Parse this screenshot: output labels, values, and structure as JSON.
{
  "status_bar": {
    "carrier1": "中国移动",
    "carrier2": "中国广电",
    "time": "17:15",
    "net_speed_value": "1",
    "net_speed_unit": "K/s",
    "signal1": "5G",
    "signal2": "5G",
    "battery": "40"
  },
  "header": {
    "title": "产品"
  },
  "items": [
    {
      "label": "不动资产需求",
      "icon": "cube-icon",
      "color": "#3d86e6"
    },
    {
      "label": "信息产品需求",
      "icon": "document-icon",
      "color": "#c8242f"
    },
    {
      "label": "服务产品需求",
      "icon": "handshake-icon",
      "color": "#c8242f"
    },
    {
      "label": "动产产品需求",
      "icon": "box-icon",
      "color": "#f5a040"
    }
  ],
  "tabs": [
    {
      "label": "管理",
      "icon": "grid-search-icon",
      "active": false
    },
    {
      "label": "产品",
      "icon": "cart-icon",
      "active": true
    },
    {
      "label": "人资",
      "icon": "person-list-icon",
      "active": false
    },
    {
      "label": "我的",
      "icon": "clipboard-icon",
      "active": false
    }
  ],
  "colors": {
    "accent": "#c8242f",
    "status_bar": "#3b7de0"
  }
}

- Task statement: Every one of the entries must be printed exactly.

- Reply:
Parse this screenshot: output labels, values, and structure as JSON.
{
  "status_bar": {
    "carrier1": "中国移动",
    "carrier2": "中国广电",
    "time": "17:15",
    "net_speed_value": "1",
    "net_speed_unit": "K/s",
    "signal1": "5G",
    "signal2": "5G",
    "battery": "40"
  },
  "header": {
    "title": "产品"
  },
  "items": [
    {
      "label": "不动资产需求",
      "icon": "cube-icon",
      "color": "#3d86e6"
    },
    {
      "label": "信息产品需求",
      "icon": "document-icon",
      "color": "#c8242f"
    },
    {
      "label": "服务产品需求",
      "icon": "handshake-icon",
      "color": "#c8242f"
    },
    {
      "label": "动产产品需求",
      "icon": "box-icon",
      "color": "#f5a040"
    }
  ],
  "tabs": [
    {
      "label": "管理",
      "icon": "grid-search-icon",
      "active": false
    },
    {
      "label": "产品",
      "icon": "cart-icon",
      "active": true
    },
    {
      "label": "人资",
      "icon": "person-list-icon",
      "active": false
    },
    {
      "label": "我的",
      "icon": "clipboard-icon",
      "active": false
    }
  ],
  "colors": {
    "accent": "#c8242f",
    "status_bar": "#3b7de0"
  }
}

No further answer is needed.